BRUSSELS (AP) -- Lufthansa has replaced a Rolls-Royce engine on one of its Airbus A380 superjumbos after maintenance checks detected a problem, a spokesman said Wednesday.
Thomas Jachnow declined to specify the problem, but said it was minor and not connected with the oil leaks that have grounded Qantas and Singapore Airlines superjumbos using the same type of engine.
He says the aircraft in question is back in service, and that scheduled A380 flights have not been affected by the engine change.
Qantas and Singapore Airlines discovered oil leaks on their planes during tests prompted by the explosion of a Rolls-Royce engine on a Qantas A380 during a flight from Singapore to Sydney last week.

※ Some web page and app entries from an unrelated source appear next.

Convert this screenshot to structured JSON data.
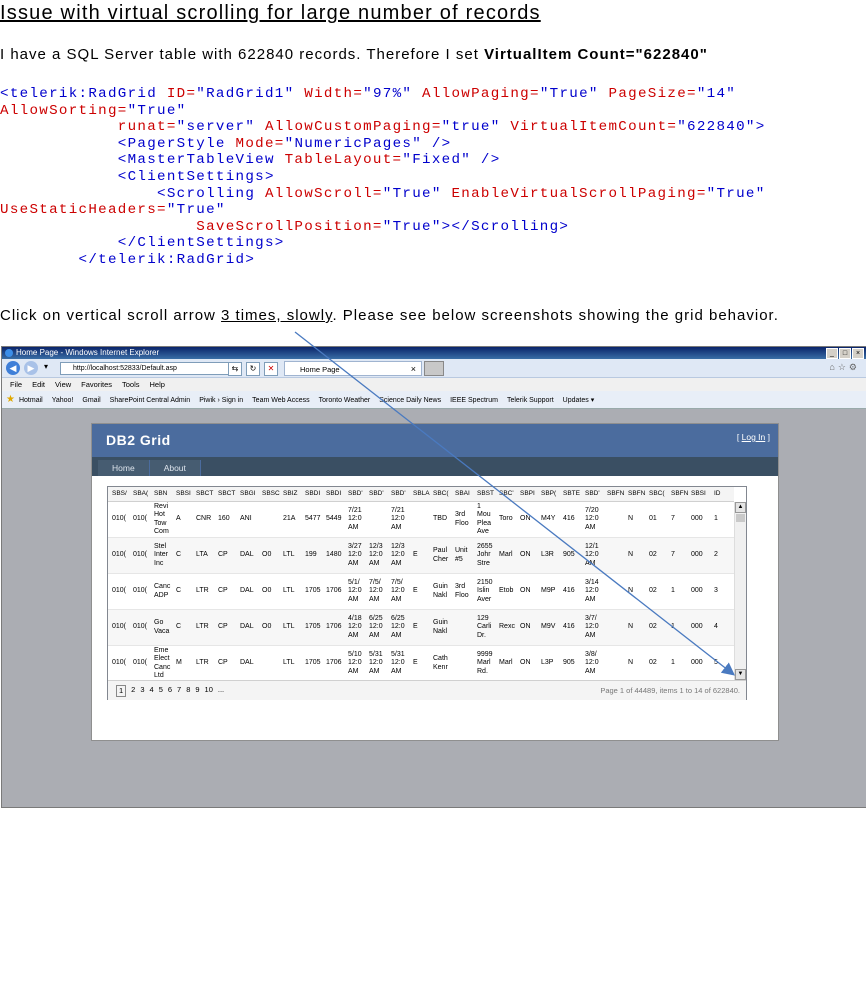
{
  "title": "Issue with virtual scrolling for large number of records",
  "intro": {
    "prefix": "I have a SQL Server table with 622840 records. Therefore I set ",
    "bold": "VirtualItem Count=\"622840\""
  },
  "code_lines": [
    [
      [
        "tag",
        "<telerik:RadGrid "
      ],
      [
        "attr",
        "ID="
      ],
      [
        "val",
        "\"RadGrid1\" "
      ],
      [
        "attr",
        "Width="
      ],
      [
        "val",
        "\"97%\" "
      ],
      [
        "attr",
        "AllowPaging="
      ],
      [
        "val",
        "\"True\" "
      ],
      [
        "attr",
        "PageSize="
      ],
      [
        "val",
        "\"14\""
      ]
    ],
    [
      [
        "attr",
        "AllowSorting="
      ],
      [
        "val",
        "\"True\""
      ]
    ],
    [
      [
        "tag",
        "            "
      ],
      [
        "attr",
        "runat="
      ],
      [
        "val",
        "\"server\" "
      ],
      [
        "attr",
        "AllowCustomPaging="
      ],
      [
        "val",
        "\"true\" "
      ],
      [
        "attr",
        "VirtualItemCount="
      ],
      [
        "val",
        "\"622840\">"
      ]
    ],
    [
      [
        "tag",
        "            <PagerStyle "
      ],
      [
        "attr",
        "Mode="
      ],
      [
        "val",
        "\"NumericPages\" />"
      ]
    ],
    [
      [
        "tag",
        "            <MasterTableView "
      ],
      [
        "attr",
        "TableLayout="
      ],
      [
        "val",
        "\"Fixed\" />"
      ]
    ],
    [
      [
        "tag",
        "            <ClientSettings>"
      ]
    ],
    [
      [
        "tag",
        "                <Scrolling "
      ],
      [
        "attr",
        "AllowScroll="
      ],
      [
        "val",
        "\"True\" "
      ],
      [
        "attr",
        "EnableVirtualScrollPaging="
      ],
      [
        "val",
        "\"True\""
      ]
    ],
    [
      [
        "attr",
        "UseStaticHeaders="
      ],
      [
        "val",
        "\"True\""
      ]
    ],
    [
      [
        "tag",
        "                    "
      ],
      [
        "attr",
        "SaveScrollPosition="
      ],
      [
        "val",
        "\"True\"></Scrolling>"
      ]
    ],
    [
      [
        "tag",
        "            </ClientSettings>"
      ]
    ],
    [
      [
        "tag",
        "        </telerik:RadGrid>"
      ]
    ]
  ],
  "instruction": {
    "prefix": "Click on vertical scroll arrow ",
    "underlined": "3 times, slowly",
    "suffix": ". Please see below screenshots showing the grid behavior."
  },
  "screenshot": {
    "window_title": "Home Page - Windows Internet Explorer",
    "address": "http://localhost:52833/Default.asp",
    "tab_title": "Home Page",
    "menu": [
      "File",
      "Edit",
      "View",
      "Favorites",
      "Tools",
      "Help"
    ],
    "favorites": [
      "Hotmail",
      "Yahoo!",
      "Gmail",
      "SharePoint Central Admin",
      "Piwik › Sign in",
      "Team Web Access",
      "Toronto Weather",
      "Science Daily News",
      "IEEE Spectrum",
      "Telerik Support",
      "Updates ▾"
    ],
    "app_title": "DB2 Grid",
    "login": "Log In",
    "nav": [
      "Home",
      "About"
    ],
    "grid_headers": [
      "SBS/",
      "SBA(",
      "SBN",
      "SBSI",
      "SBCT",
      "SBCT",
      "SBGI",
      "SBSC",
      "SBIZ",
      "SBDI",
      "SBDI",
      "SBD'",
      "SBD'",
      "SBD'",
      "SBLA",
      "SBC(",
      "SBAI",
      "SBST",
      "SBC'",
      "SBPI",
      "SBP(",
      "SBTE",
      "SBD'",
      "SBFN",
      "SBFN",
      "SBC(",
      "SBFN",
      "SBSI",
      "ID"
    ],
    "grid_rows": [
      [
        "010(",
        "010(",
        "Revi\nHot\nTow\nCom",
        "A",
        "CNR",
        "160",
        "ANI",
        "",
        "21A",
        "5477",
        "5449",
        "7/21\n12:0\nAM",
        "",
        "7/21\n12:0\nAM",
        "",
        "TBD",
        "3rd\nFloo",
        "1\nMou\nPlea\nAve",
        "Toro",
        "ON",
        "M4Y",
        "416",
        "7/20\n12:0\nAM",
        "",
        "N",
        "01",
        "7",
        "000",
        "1"
      ],
      [
        "010(",
        "010(",
        "Stel\nInter\nInc",
        "C",
        "LTA",
        "CP",
        "DAL",
        "O0",
        "LTL",
        "199",
        "1480",
        "3/27\n12:0\nAM",
        "12/3\n12:0\nAM",
        "12/3\n12:0\nAM",
        "E",
        "Paul\nCher",
        "Unit\n#5",
        "2655\nJohr\nStre",
        "Marl",
        "ON",
        "L3R",
        "905",
        "12/1\n12:0\nAM",
        "",
        "N",
        "02",
        "7",
        "000",
        "2"
      ],
      [
        "010(",
        "010(",
        "Canc\nADP",
        "C",
        "LTR",
        "CP",
        "DAL",
        "O0",
        "LTL",
        "1705",
        "1706",
        "5/1/\n12:0\nAM",
        "7/5/\n12:0\nAM",
        "7/5/\n12:0\nAM",
        "E",
        "Guin\nNakl",
        "3rd\nFloo",
        "2150\nIslin\nAver",
        "Etob",
        "ON",
        "M9P",
        "416",
        "3/14\n12:0\nAM",
        "",
        "N",
        "02",
        "1",
        "000",
        "3"
      ],
      [
        "010(",
        "010(",
        "Go\nVaca",
        "C",
        "LTR",
        "CP",
        "DAL",
        "O0",
        "LTL",
        "1705",
        "1706",
        "4/18\n12:0\nAM",
        "6/25\n12:0\nAM",
        "6/25\n12:0\nAM",
        "E",
        "Guin\nNakl",
        "",
        "129\nCarli\nDr.",
        "Rexc",
        "ON",
        "M9V",
        "416",
        "3/7/\n12:0\nAM",
        "",
        "N",
        "02",
        "1",
        "000",
        "4"
      ],
      [
        "010(",
        "010(",
        "Eme\nElect\nCanc\nLtd",
        "M",
        "LTR",
        "CP",
        "DAL",
        "",
        "LTL",
        "1705",
        "1706",
        "5/10\n12:0\nAM",
        "5/31\n12:0\nAM",
        "5/31\n12:0\nAM",
        "E",
        "Cath\nKenr",
        "",
        "9999\nMarl\nRd.",
        "Marl",
        "ON",
        "L3P",
        "905",
        "3/8/\n12:0\nAM",
        "",
        "N",
        "02",
        "1",
        "000",
        "5"
      ]
    ],
    "pages": [
      "1",
      "2",
      "3",
      "4",
      "5",
      "6",
      "7",
      "8",
      "9",
      "10",
      "..."
    ],
    "pager_info": "Page 1 of 44489, items 1 to 14 of 622840."
  },
  "colors": {
    "code_tag": "#0000cc",
    "code_attr": "#cc0000",
    "arrow": "#4a7ac0",
    "app_header": "#4b6c9e",
    "app_nav": "#3a4f63"
  }
}
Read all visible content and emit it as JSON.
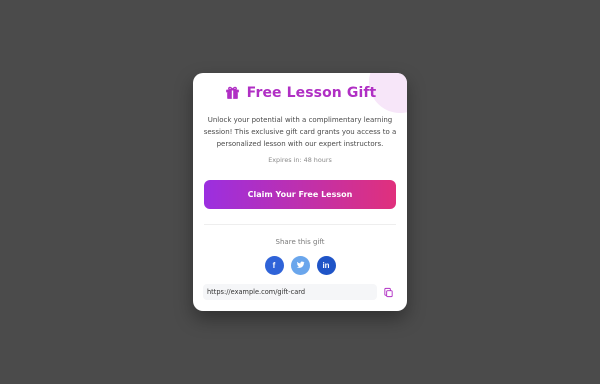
{
  "card": {
    "title": "Free Lesson Gift",
    "description": "Unlock your potential with a complimentary learning session! This exclusive gift card grants you access to a personalized lesson with our expert instructors.",
    "expires": "Expires in: 48 hours",
    "claim_label": "Claim Your Free Lesson",
    "share_label": "Share this gift",
    "social": [
      {
        "name": "facebook",
        "glyph": "f"
      },
      {
        "name": "twitter",
        "glyph": "t"
      },
      {
        "name": "linkedin",
        "glyph": "in"
      }
    ],
    "share_url": "https://example.com/gift-card",
    "icons": {
      "title_icon": "gift-icon",
      "copy_icon": "copy-icon"
    }
  },
  "colors": {
    "background": "#4b4b4b",
    "title": "#b02fc4",
    "button_gradient_start": "#9b2fe0",
    "button_gradient_end": "#e0307c",
    "facebook": "#2f63d8",
    "twitter": "#6aa6ec",
    "linkedin": "#1f54c7"
  }
}
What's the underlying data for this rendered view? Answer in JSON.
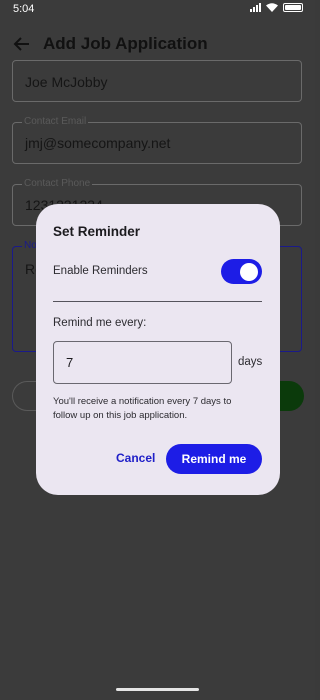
{
  "status_bar": {
    "time": "5:04",
    "icons": [
      "signal-icon",
      "wifi-icon",
      "battery-icon"
    ]
  },
  "app_bar": {
    "title": "Add Job Application",
    "back_icon": "arrow-left-icon"
  },
  "form": {
    "name_value": "Joe McJobby",
    "email_label": "Contact Email",
    "email_value": "jmj@somecompany.net",
    "phone_label": "Contact Phone",
    "phone_value": "1231231234",
    "notes_label": "No",
    "notes_value": "Re"
  },
  "dialog": {
    "title": "Set Reminder",
    "enable_label": "Enable Reminders",
    "enable_on": true,
    "remind_label": "Remind me every:",
    "interval_value": "7",
    "unit_label": "days",
    "info_text": "You'll receive a notification every 7 days to follow up on this job application.",
    "cancel_label": "Cancel",
    "confirm_label": "Remind me"
  },
  "colors": {
    "accent": "#1d1de6",
    "dialog_bg": "#ebe6f1",
    "scrim": "#3b3b3b"
  }
}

The plane made a safe emergency landing in Singapore, but Qantas immediately grounded its entire fleet of A380s while it investigated the cause.
On Wednesday, Singapore Airlines followed suit.
Jachnow said Lufthansa management had decided on the engine swap as a precaution after consultations with Rolls-Royce.
"For us and for Rolls-Royce this was reason enough to replace the engine," he said. "This will in no way affect our A380 passengers."
Jachnow said customer confidence in the aircraft -- the world's largest commercial passenger plane -- remained high, and that the airline had not recorded any spike in cancellations since last week's incident.
London-based Rolls-Royce, which manufactures the engines for A380s used by Qantas, Singapore Airlines and Germany's Lufthansa, had recommended a series of checks on the Trent 900 engines.
Rolls-Royce shares were down 0.8 percent in London trading on Wednesday.